It is common for homeowners to use a cash out refinance to handle college expenses, home improvements and weddings. Many experts say the best use for a cash out refinance is to renovate or expand the home to boost its value.

It also is common for homeowners to do a cash out refinance to pay off credit cards and personal loans. You can save a lot of interest charges. However, be leery of paying off all that debt and then running up the credit cards again. Because at that point, now you have credit card debt again, plus debt with your house as collateral. For borrowers with less than perfect credit, see bad credit refinance options.

Get a Lower Rate

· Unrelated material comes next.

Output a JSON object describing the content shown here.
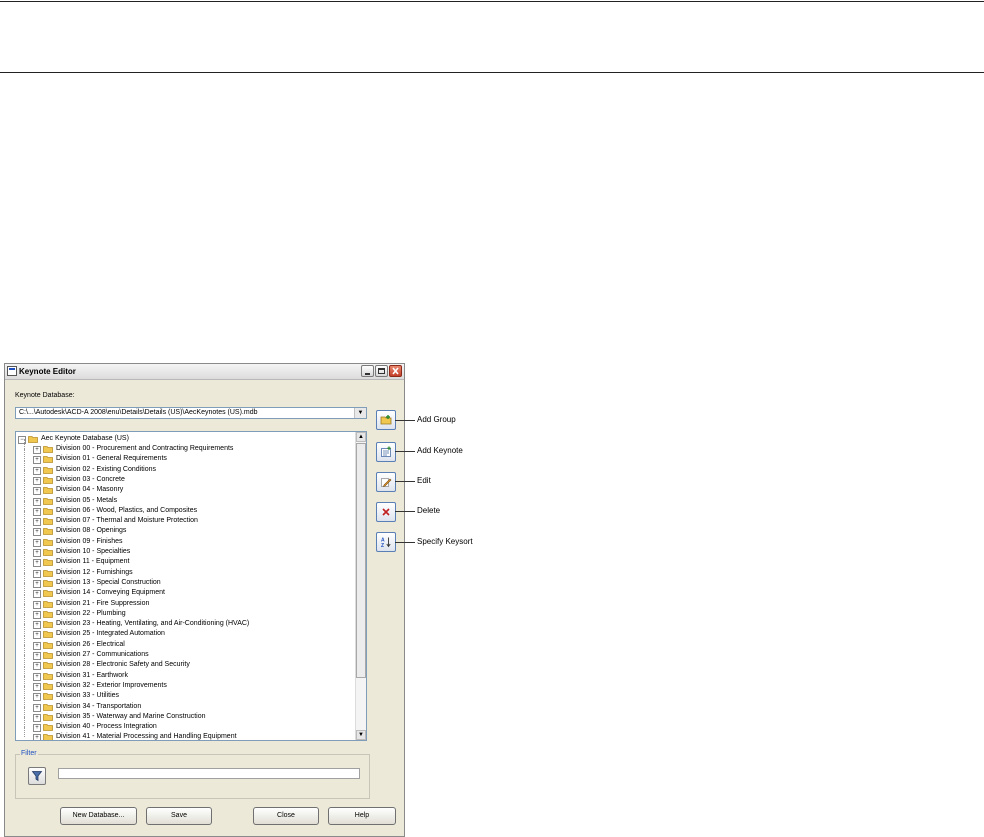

A refinance on the rate alone can reduce your mortgage payment each month and really save you a lot of interest over the years. You will be issued a new mortgage with a lower rate but you are not borrowing more money. How much you will save depends on your original interest rate, what the new rate is and your closing costs. The savings financially can build up over time as you make monthly payments with the lower rate.

Change Loan Term

A term refinance is a new home loan with a different length than the original loan. You can refinance your 15 year fixed rate loan into a 30 year loan or the other way around. See 15 year vs 30 year mortgage options. If you are having a hard time making your mortgage payments, doing a refinance to a 30 year mortgage lowers what you have to pay each month. If you suddenly start making more money and can make bigger payments, switching to a 15 year mortgage could be a great move, as you will save huge in interest charges by cutting years off the mortgage.

Convert ARM to Fixed

An adjustable rate mortgage has a fixed rate for 3,5 or 7 years, then switches to a rate that adjusts every year. If interest rates are rising, you may want to lock into a fixed rate with your refinance.

Now that you have a better idea how much a refinance costs and your different refinance options, check with your lender to see if refinancing today is a good move for you.


  • How Much Does It Cost to Refinance? (n.d.). Retrieved from